A couple other notes, which may turn into rants: First, the dogi or keikogi are meant for training. In Japan, I’ve seen little kendo kids hurrying to practice on bicycles already dressed in kendo outfits. That’s cool in Japan. And maybe for little kids in America, it’s kind of cute to see those little urchins dressed in clean white outfits piling into and out of an SUV, stopping at a grocery store or Pizza Hut on the way home.
But for adults, in America, I would advise that if your training area has a place to change, take advantage of it. Avoid driving to practice dressed in your outfit. Wearing a karategi with a white belt is simply asking for trouble if you encounter some drunken or crazy person with a history of violence while you’re buying a hot dog at the 7-11 on the way home. Plus, mustard stains are hard to get out of a white gi. I know. I’ve tried.
I recall a story someone related to me from my youthful days in karate. He was a professor at a local college, a studious, bespeckled, skinny guy who just started karate. On the way home, two drunken thugs in a beat-up truck noticed him driving his BMW dressed in a white gi with a white belt and started following him, making obscene gestures about what they proposed to do to him when he stopped his car. Fearing that they might injure his wife if he drove straight home, he stopped his car (not the best tactic, in my opinion, but anyway…) on a lonely stretch of the road and stepped out to meet them. We had just begun nunchaku practice so he could only think of draping it around his neck. The thugs ran out to attack him. He told me that the only thing he remembered from training was to swing his nunchaku at an attacker in an arc, so he did that. The wooden tip struck the first attacker on his head just when he was about to throw a haymaker punch, and he fell face forward to the ground. The sudden attack from what seemed like an easy mark probably scared him more than hurt him. The thugs ran back into their truck and drove off quickly, leaving my friend unscathed.
While I was happy that my friend avoided physical damage, I dissected the lead-up to the confrontation and surmised that the whole affair might have not happened had he changed his clothes and not stood out like a sore thumb while driving. And it would have been a sorry affair had we not been practicing nunchaku, but doing something like sword or sai work. Yikes.
When you doff your keikogi, you can simply throw it into your gym bag and head home. If you want to be more disciplined about it, you can fold it flat to be neat and have it take up less room. The pants are laid flat on the floor, then folded over lengthwise so the legs are on top of each other. You fold the pants into thirds, making a neat rectangle. Likewise, you place the uwagi, or gi top, flat on the floor, lapels tucked in, right on top of left. Fold it in half lengthwise at its spline so that one sleeve is right on top of the other sleeve. Fold the sleeves at the elbow and shoulder so it sits atop the uwagi in a rectangle. Fold the gi from the bottom up in thirds so the fold covers the folded sleeves. There, you have a neat little bundle!
You can also slip the pants into the uwagi bundle and then wrap your obi around it, making a neat little package if you like.

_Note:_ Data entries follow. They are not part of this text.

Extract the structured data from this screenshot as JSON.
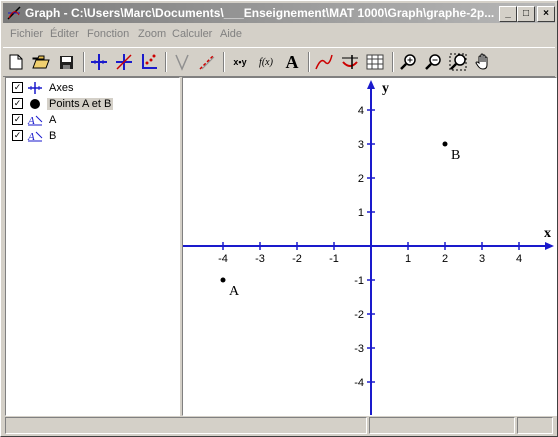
{
  "window": {
    "title": "Graph - C:\\Users\\Marc\\Documents\\___Enseignement\\MAT 1000\\Graph\\graphe-2p...",
    "controls": [
      "_",
      "□",
      "×"
    ]
  },
  "menu": [
    "Fichier",
    "Éditer",
    "Fonction",
    "Zoom",
    "Calculer",
    "Aide"
  ],
  "toolbar": {
    "icons": [
      "new-file-icon",
      "open-folder-icon",
      "save-icon",
      "axes-icon",
      "insert-series-icon",
      "point-series-icon",
      "tangent-icon",
      "normal-icon",
      "xy-icon",
      "function-icon",
      "text-icon",
      "trendline-icon",
      "relation-icon",
      "table-icon",
      "zoom-in-icon",
      "zoom-out-icon",
      "zoom-fit-icon",
      "pan-hand-icon"
    ],
    "labels": {
      "xy": "x•y",
      "fx": "f(x)",
      "text": "A"
    }
  },
  "items": [
    {
      "label": "Axes",
      "checked": true,
      "icon": "axes-icon",
      "selected": false
    },
    {
      "label": "Points A et B",
      "checked": true,
      "icon": "point-marker-icon",
      "selected": true
    },
    {
      "label": "A",
      "checked": true,
      "icon": "label-icon",
      "selected": false
    },
    {
      "label": "B",
      "checked": true,
      "icon": "label-icon",
      "selected": false
    }
  ],
  "graph": {
    "x_axis_label": "x",
    "y_axis_label": "y",
    "x_ticks": [
      "-4",
      "-3",
      "-2",
      "-1",
      "1",
      "2",
      "3",
      "4"
    ],
    "y_ticks": [
      "4",
      "3",
      "2",
      "1",
      "-1",
      "-2",
      "-3",
      "-4"
    ],
    "points": [
      {
        "label": "A",
        "x": -4,
        "y": -1
      },
      {
        "label": "B",
        "x": 2,
        "y": 3
      }
    ],
    "axis_color": "#1a1acc"
  }
}
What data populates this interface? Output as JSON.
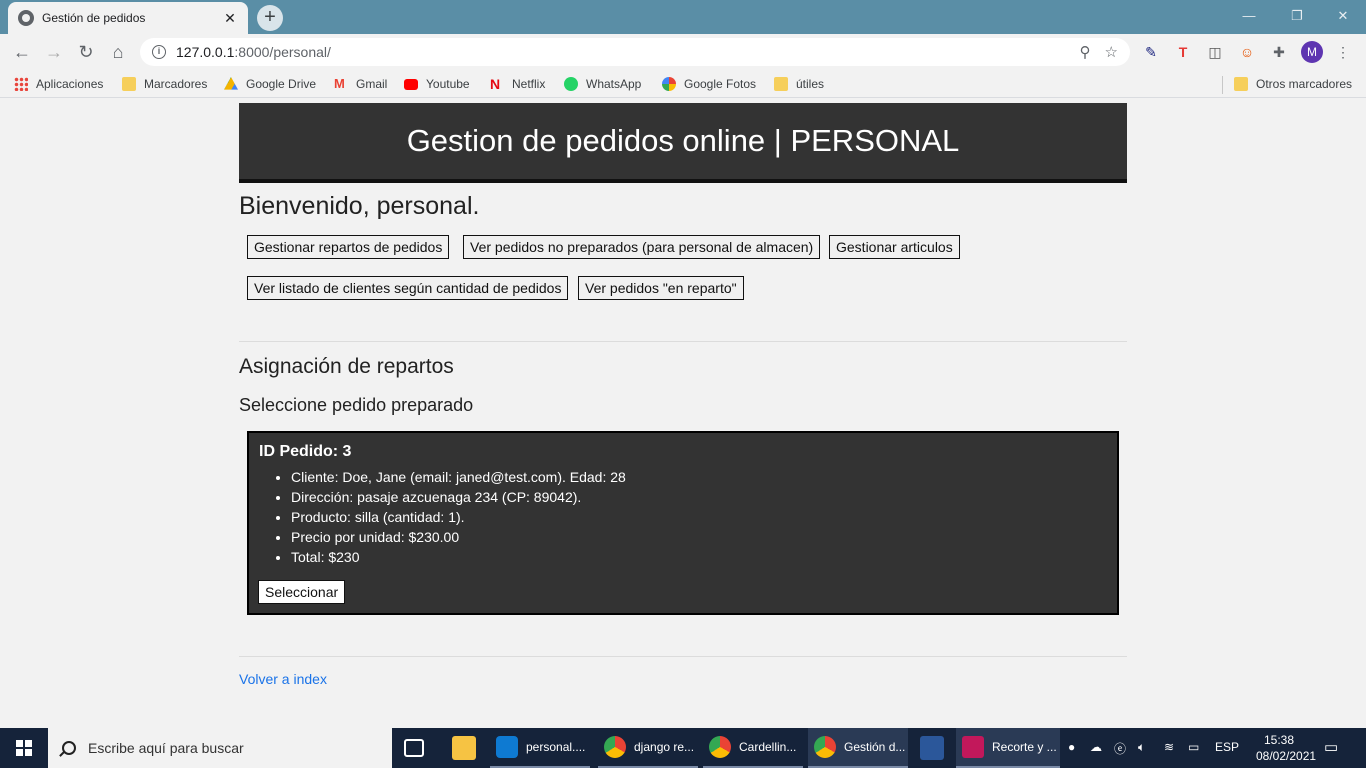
{
  "browser": {
    "tab_title": "Gestión de pedidos",
    "url_host": "127.0.0.1",
    "url_rest": ":8000/personal/",
    "profile_initial": "M"
  },
  "bookmarks": [
    {
      "label": "Aplicaciones",
      "icon": "apps-grid-icon"
    },
    {
      "label": "Marcadores",
      "icon": "folder-icon"
    },
    {
      "label": "Google Drive",
      "icon": "drive-icon"
    },
    {
      "label": "Gmail",
      "icon": "gmail-icon"
    },
    {
      "label": "Youtube",
      "icon": "youtube-icon"
    },
    {
      "label": "Netflix",
      "icon": "netflix-icon"
    },
    {
      "label": "WhatsApp",
      "icon": "whatsapp-icon"
    },
    {
      "label": "Google Fotos",
      "icon": "photos-icon"
    },
    {
      "label": "útiles",
      "icon": "folder-icon"
    }
  ],
  "other_bookmarks": "Otros marcadores",
  "page": {
    "header_title": "Gestion de pedidos online | PERSONAL",
    "welcome": "Bienvenido, personal.",
    "buttons": [
      "Gestionar repartos de pedidos",
      "Ver pedidos no preparados (para personal de almacen)",
      "Gestionar articulos",
      "Ver listado de clientes según cantidad de pedidos",
      "Ver pedidos \"en reparto\""
    ],
    "section_title": "Asignación de repartos",
    "subsection_title": "Seleccione pedido preparado",
    "order": {
      "id_label": "ID Pedido: 3",
      "lines": [
        "Cliente: Doe, Jane (email: janed@test.com). Edad: 28",
        "Dirección: pasaje azcuenaga 234 (CP: 89042).",
        "Producto: silla (cantidad: 1).",
        "Precio por unidad: $230.00",
        "Total: $230"
      ],
      "select_label": "Seleccionar"
    },
    "back_link": "Volver a index"
  },
  "taskbar": {
    "search_placeholder": "Escribe aquí para buscar",
    "apps": [
      {
        "label": "personal....",
        "color": "#0e7ad2"
      },
      {
        "label": "django re...",
        "color": "#e8453c"
      },
      {
        "label": "Cardellin...",
        "color": "#e8453c"
      },
      {
        "label": "Gestión d...",
        "color": "#e8453c"
      },
      {
        "label": "Recorte y ...",
        "color": "#c2185b"
      }
    ],
    "lang": "ESP",
    "time": "15:38",
    "date": "08/02/2021"
  },
  "colors": {
    "header_bg": "#333333",
    "link": "#1a73e8",
    "chrome_frame": "#5a8ea6",
    "taskbar": "#15233a"
  }
}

As soon as you get home you hang up the gi to air out, or throw it in the laundry.
As for folding the hakama, I found that different people do it differently, so I’d recommend that you consult your sensei about folding and storing it.